Factors such as media, individual style, techniques, available tools, and the messages (to borrow a term from communication theory) are major influences in how an artist approaches and completes each work. This includes the use of models, photographs, etc.
While some people hold to the idea that using photographs is somehow wrong, I am not one of them. I work from life as well as photographs, and I find that, at least in terms of the way I see and render, the use of photographs enhances the journey and improves the outcome. Much of the production of artwork (or anything, for that matter) requires the appropriate use of available tools for specific purposes at the right time during the creative process. I use photographs as one means of looking, not as a substitute for seeing.
My experience with still life is simply the necessity of being prepared to draw or paint "to the death." Either you "make it" in time, before the subject withers, or, like the old TV series about Lassie—you wind up with a kennel full of subjects contributing effectively to a good result.
As far as busy and expensive models are concerned, I prefer to search instead for models among the people of my acquaintance. Just as everyone is "ordinary," everyone is also "heroic," and I enjoy discovering and presenting the heroic in each of us. That is, in fact, a major part of what our artwork is all about anyway. My objective in presenting any subject in any medium is to convey something of what I know about it and how I feel about it, and to do so in a way that resonates in the mind and in the heart.
In my reading about creativity one of the most enduring ideas I have encountered is that for some people creativity often starts with a vague idea and involves a journey in which the creator discovers the nature of what is being created. For other people, the journey often starts with a very clear idea of the nature of the completed artifact, and the work of creativity consists in copying the inner vision. I do not know the extent to which this may be an accurate or true perspective, but I have found this to be a particularly useful idea. At the very least, the idea has provided reassurance, during my own creative efforts, that not to know precisely where they lead or how to get there is no reason to panic and may not even be a reason to quit. At the outset of any creative endeavor I find myself intrigued by something; something that wants expression. As I pursue the interest, striving all the while to complete the expression, the expression clarifies as it materializes.
Perceiving something, or seeing it, results from looking for it. Seeing, as one of my professors once described it, is a directed activity; something the mind does, not the eyes. I am also reminded of some things the American philosopher Susanne Langer once observed; insights that come close to the heart of the subject. Citing Felix Cohen, Langer declares:

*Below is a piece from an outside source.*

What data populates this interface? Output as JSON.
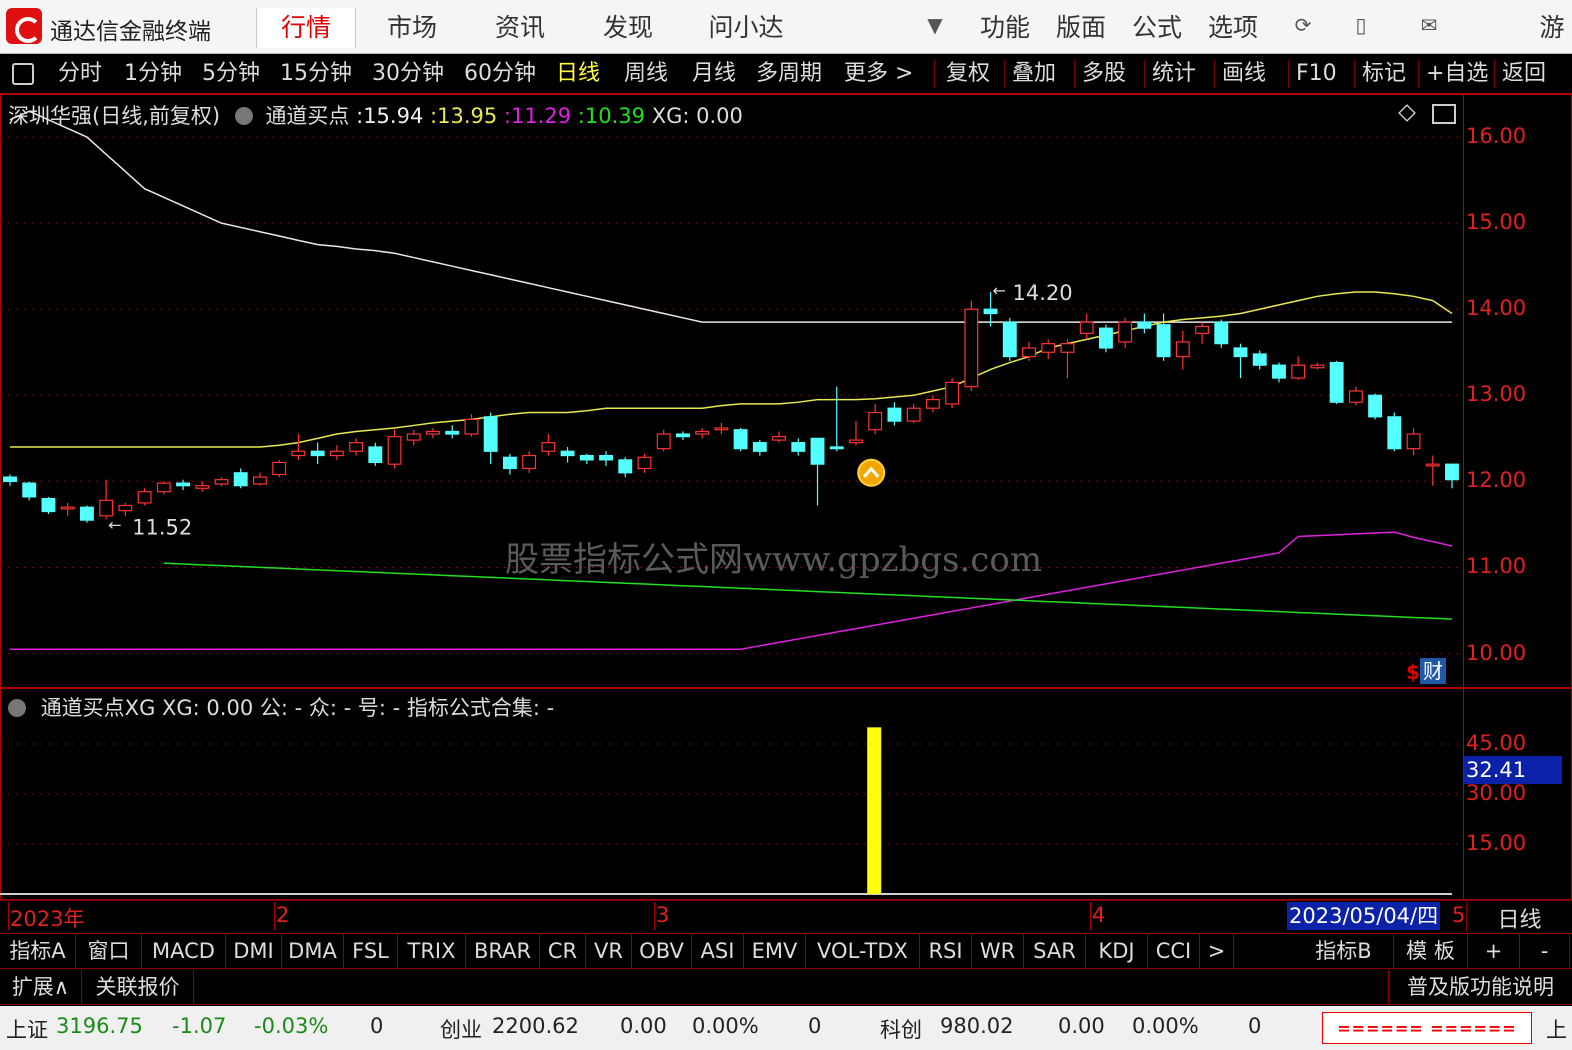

A question is really an ambiguous proposition; the answer is its determination. There can be only a certain number of alternatives that will complete its sense. . . . .The limits of thought are not so much set from outside, by the fullness or poverty of experiences that meet the mind, as from within, by the power of conception, the wealth of formulative notions with which the mind meets experiences. Most new discoveries are suddenly-seen things that were always there. A new idea is a light that illuminates presences which simply had no form for us before the light fell on them. We turn the light here, there, and everywhere, and the limits of thought recede before it. . . . . If we would have new knowledge, we must get us a whole world of new questions. (Philosophy in a New Key: A Study in the Symbolism of Reason, Rite, and Art, pp. 4-13)
As far as the creation of an artwork (in any medium) is concerned, the insight or freshness in the resulting artifact or expression depends first upon the questions the artist asks of what he or she sees and secondly upon cultivating the stamina and skill to complete the journey of its expression.